The volume of products moving up and down the river system changes with time, much like the economy does. As of 2015, there were roughly 260+ million tons of products that move throughout the U.S. waterways, and the long-term forecast shows that at least doubling by 2045. The number of high-volume products, however, is pretty limited to us here on the Illinois River. Grains and farm products are probably the highest volume mover, which is predominately controlled by ADM through their own locations and transport modes. After that come aggregates, some steel and metal products, and a few other miscellaneous products. The biggest change is definitely coal; it is no longer existent as EPA regulations have changed over the years.

Tell us more about your warehousing and storage operations.
Unfortunately we chose to shelve most of our warehousing operations in early 2017. With the continued changes in our local manufacturing supply chain, coupled with the continued economic changes around the country, the volume commitments from customers just didn’t make it viable to continue at this time. We do still utilize our warehouse space for some of our own internal needs. Additionally, we have a couple of customers that utilize the liquid bulk storage tanks on-site. From a dry bulk storage standpoint, we hold inventory of numerous aggregate products and wood mulch products on our property.

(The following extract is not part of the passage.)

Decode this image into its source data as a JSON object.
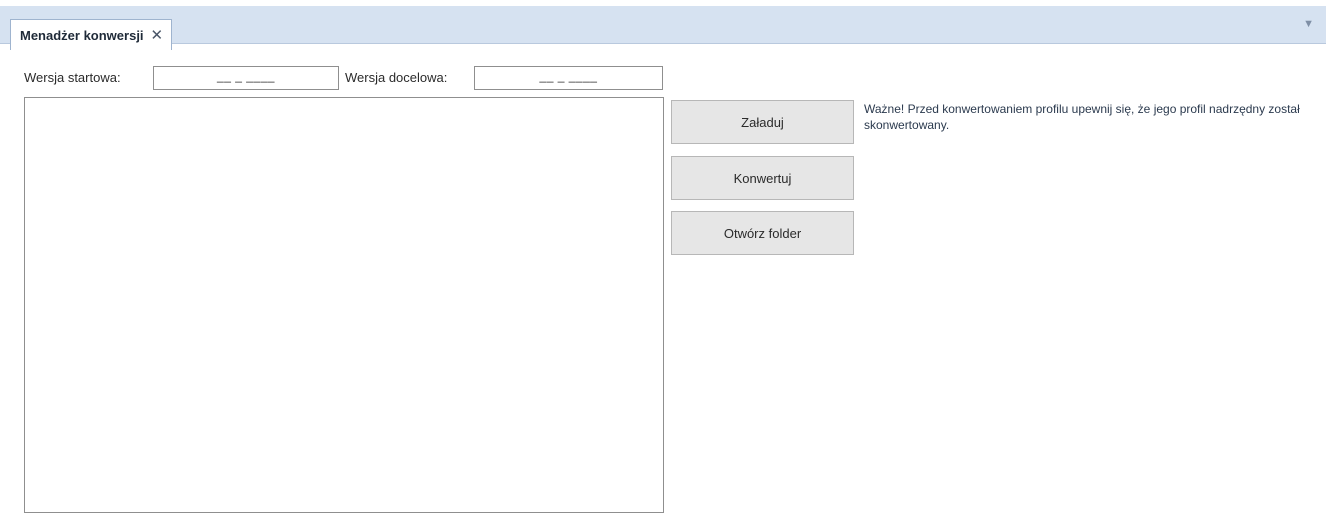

Describe how the third generation of the Finch family got involved in the business.
Tom Finch:
It is pretty rare in any family business to reach a third generation of operation and/or ownership—we are fortunate in that respect! Both my daughter and son-in-law are now involved in the management of our companies, which has allowed me to step back in my day-to-day management activities. They are both graduates of Bradley University and were employed at Caterpillar for a number of years before coming here. My daughter, Courtney, has been involved in various facets of the business since she was a teenager and was just named president of all companies last October. My son-in-law, Tom, is currently vice president of all companies and focuses on leading the estimating, project management and general day-to-day operations of all the businesses.

Describe how Peoria Barge Terminal customers have benefited from the affiliation with N.E. Finch Co. and its trucking business. In what other ways do the three companies interact?
Peoria Barge’s affiliation with N.E. Finch allows us to offer delivered prices from dock to doorstep, as well as standard FOB pricing for customer pickup. This allows our customers to choose if they want to coordinate their own trucks or modes of transportation, or let us handle that for them. On the construction side, Peoria Metro Construction utilizes N.E. Finch’s capabilities on a number of projects and vice versa. With that said, at the management level, we try to maintain separation when it comes to each business entity in order to ensure other business partners get a fair look at projects and that we are providing the most cost-effective and efficient construction to our clients and in the markets we serve.

What is the current state of container-on-barge service on the Illinois River, and how could the “marine highway” concept impact your company?
In short, there are a number of conversations in the past year or two that have started related to the topic. At the end of the day, the economics and types of products looking to be handled have to make sense. We are excited for the opportunity as it will come; it is only a matter of time. iBi